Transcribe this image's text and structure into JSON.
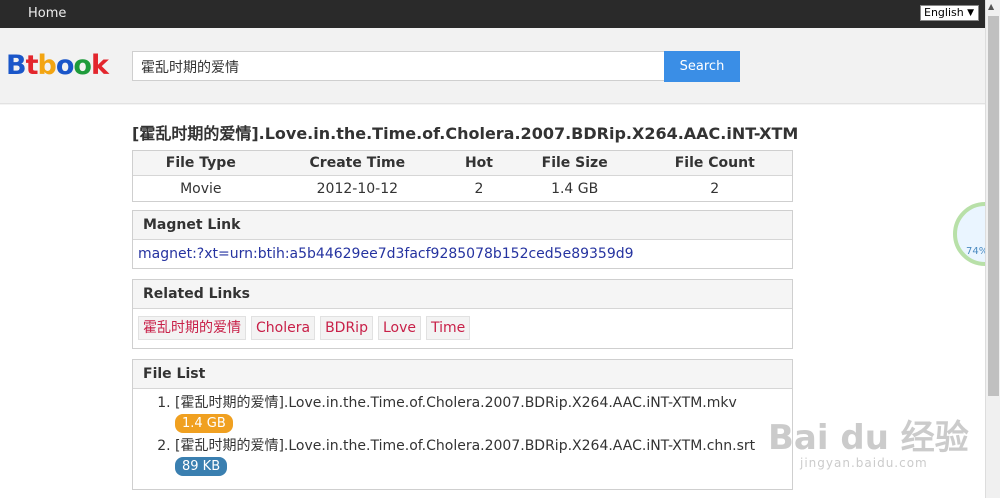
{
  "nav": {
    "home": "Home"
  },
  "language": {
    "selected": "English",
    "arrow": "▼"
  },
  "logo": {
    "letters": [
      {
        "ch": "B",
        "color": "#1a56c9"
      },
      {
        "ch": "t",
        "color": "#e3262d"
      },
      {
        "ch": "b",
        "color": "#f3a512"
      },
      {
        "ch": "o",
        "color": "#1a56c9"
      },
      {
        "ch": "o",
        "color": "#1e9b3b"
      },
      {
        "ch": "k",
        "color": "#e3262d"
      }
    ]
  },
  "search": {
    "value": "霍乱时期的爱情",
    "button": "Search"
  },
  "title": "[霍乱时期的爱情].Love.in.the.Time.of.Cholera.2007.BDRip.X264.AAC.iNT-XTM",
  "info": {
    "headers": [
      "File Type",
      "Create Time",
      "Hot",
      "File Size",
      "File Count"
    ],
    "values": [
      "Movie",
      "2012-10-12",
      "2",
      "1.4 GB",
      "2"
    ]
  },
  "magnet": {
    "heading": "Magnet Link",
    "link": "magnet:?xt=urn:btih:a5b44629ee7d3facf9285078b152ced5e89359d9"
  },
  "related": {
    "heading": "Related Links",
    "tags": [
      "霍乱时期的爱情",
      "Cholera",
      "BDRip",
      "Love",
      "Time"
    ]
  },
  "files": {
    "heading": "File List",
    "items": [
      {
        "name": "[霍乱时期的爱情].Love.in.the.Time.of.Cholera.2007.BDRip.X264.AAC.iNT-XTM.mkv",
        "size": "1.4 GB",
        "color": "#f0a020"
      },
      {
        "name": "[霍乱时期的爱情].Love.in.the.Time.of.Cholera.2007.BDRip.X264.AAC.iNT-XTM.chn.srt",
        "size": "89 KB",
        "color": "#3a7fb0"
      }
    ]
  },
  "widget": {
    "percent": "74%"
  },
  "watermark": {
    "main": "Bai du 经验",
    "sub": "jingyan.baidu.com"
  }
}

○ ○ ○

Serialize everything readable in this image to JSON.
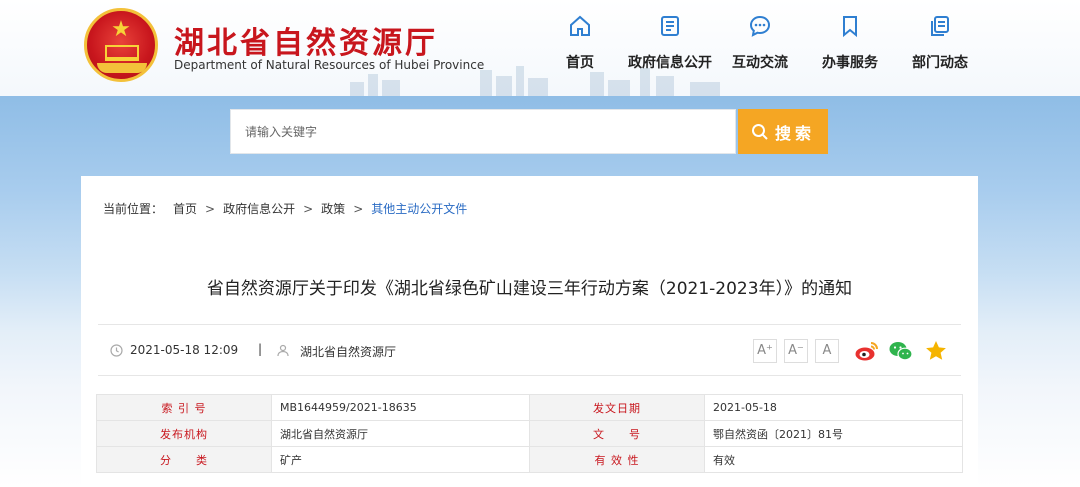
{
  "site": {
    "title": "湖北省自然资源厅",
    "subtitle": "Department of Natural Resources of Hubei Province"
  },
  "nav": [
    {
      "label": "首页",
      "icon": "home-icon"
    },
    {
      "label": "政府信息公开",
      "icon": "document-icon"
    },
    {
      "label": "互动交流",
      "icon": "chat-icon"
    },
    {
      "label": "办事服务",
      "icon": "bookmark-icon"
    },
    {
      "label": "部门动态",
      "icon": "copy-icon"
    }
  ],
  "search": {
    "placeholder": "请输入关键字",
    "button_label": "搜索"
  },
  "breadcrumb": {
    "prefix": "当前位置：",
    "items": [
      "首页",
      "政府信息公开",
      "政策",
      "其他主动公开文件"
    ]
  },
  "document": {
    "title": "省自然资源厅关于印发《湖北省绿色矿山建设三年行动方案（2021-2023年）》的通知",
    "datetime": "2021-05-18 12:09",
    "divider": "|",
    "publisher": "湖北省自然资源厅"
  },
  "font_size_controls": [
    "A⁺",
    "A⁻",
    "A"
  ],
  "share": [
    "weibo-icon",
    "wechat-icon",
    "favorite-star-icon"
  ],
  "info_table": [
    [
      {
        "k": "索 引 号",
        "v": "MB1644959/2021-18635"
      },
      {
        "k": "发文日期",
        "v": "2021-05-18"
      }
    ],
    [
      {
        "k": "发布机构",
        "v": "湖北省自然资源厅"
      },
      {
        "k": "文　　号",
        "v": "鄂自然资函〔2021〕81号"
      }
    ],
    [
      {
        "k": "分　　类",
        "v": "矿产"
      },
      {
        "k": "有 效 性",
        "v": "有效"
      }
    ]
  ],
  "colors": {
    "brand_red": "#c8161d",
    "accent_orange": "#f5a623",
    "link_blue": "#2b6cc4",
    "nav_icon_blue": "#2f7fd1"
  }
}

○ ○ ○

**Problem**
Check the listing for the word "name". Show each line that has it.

**Answer**
        "name": "[霍乱时期的爱情].Love.in.the.Time.of.Cholera.2007.BDRip.X264.AAC.iNT-XTM.mkv",
        "name": "[霍乱时期的爱情].Love.in.the.Time.of.Cholera.2007.BDRip.X264.AAC.iNT-XTM.chn.srt",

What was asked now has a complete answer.